• **EXERCISE**: Report every line of the entries that contains the word "title".
========
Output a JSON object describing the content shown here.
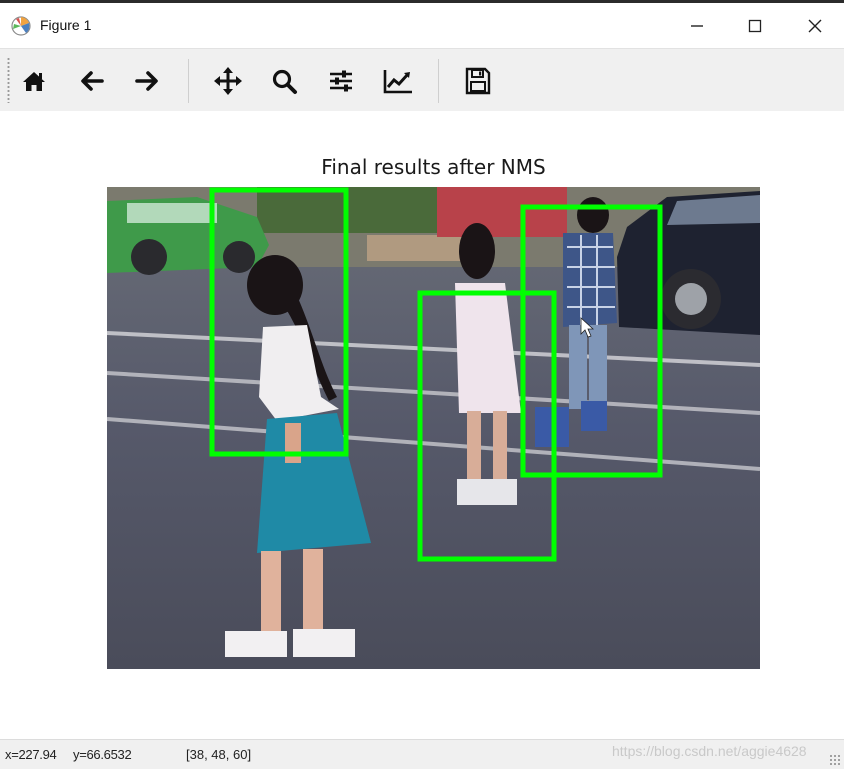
{
  "window": {
    "title": "Figure 1",
    "controls": [
      "minimize",
      "maximize",
      "close"
    ]
  },
  "toolbar": {
    "buttons": [
      {
        "name": "home",
        "icon": "home-icon"
      },
      {
        "name": "back",
        "icon": "arrow-left-icon"
      },
      {
        "name": "forward",
        "icon": "arrow-right-icon"
      },
      {
        "name": "pan",
        "icon": "move-icon"
      },
      {
        "name": "zoom",
        "icon": "magnifier-icon"
      },
      {
        "name": "subplots",
        "icon": "sliders-icon"
      },
      {
        "name": "edit-axes",
        "icon": "line-chart-icon"
      },
      {
        "name": "save",
        "icon": "floppy-disk-icon"
      }
    ]
  },
  "plot": {
    "title": "Final results after NMS",
    "box_color": "#00ff00",
    "detections": 3
  },
  "status": {
    "coords": "x=227.94     y=66.6532",
    "rgb": "[38, 48, 60]"
  },
  "watermark": "https://blog.csdn.net/aggie4628"
}
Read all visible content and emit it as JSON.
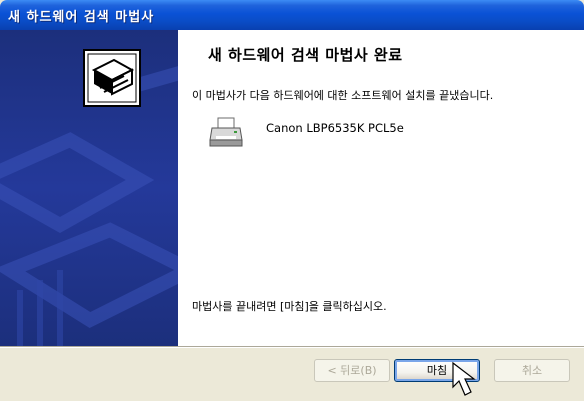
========
• **SOLUTION FOR THIS PROBLEM**:
    "title": "Figure 1",
    "title": "Final results after NMS",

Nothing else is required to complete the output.